### [Activity]
Search the entries for the word "subtitle" and copy each line that has it.

[Website and app data records]
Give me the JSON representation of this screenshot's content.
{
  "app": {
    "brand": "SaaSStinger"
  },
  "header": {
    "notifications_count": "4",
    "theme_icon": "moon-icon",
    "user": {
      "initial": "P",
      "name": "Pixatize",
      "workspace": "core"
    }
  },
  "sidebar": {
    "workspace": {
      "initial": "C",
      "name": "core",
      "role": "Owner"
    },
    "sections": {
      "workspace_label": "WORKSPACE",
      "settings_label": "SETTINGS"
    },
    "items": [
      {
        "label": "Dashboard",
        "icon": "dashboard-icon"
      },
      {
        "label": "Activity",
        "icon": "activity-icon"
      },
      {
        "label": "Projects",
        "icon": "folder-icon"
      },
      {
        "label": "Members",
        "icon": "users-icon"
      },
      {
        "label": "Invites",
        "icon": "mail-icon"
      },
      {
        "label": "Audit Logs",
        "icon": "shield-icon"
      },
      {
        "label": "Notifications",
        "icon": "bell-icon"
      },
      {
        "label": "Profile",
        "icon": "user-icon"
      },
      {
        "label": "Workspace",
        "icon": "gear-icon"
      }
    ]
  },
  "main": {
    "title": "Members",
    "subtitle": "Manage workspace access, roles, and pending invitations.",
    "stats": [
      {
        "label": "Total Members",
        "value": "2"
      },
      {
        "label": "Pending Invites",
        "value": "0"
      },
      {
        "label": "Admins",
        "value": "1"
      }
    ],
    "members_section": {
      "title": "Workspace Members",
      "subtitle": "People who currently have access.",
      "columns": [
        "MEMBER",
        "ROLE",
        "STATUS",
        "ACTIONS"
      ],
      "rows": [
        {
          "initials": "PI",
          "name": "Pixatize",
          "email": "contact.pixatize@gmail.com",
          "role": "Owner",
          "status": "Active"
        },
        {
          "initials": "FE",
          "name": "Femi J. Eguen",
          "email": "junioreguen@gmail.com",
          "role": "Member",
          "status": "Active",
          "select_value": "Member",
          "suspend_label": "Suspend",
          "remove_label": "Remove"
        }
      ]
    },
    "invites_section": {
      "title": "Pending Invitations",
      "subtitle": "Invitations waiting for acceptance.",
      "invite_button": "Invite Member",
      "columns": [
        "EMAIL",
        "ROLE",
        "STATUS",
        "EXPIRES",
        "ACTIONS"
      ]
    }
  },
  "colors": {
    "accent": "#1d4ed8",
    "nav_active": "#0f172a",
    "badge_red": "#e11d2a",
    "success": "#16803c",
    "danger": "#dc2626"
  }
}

### [Solved problem]
    "subtitle": "Manage workspace access, roles, and pending invitations.",
      "subtitle": "People who currently have access.",
      "subtitle": "Invitations waiting for acceptance.",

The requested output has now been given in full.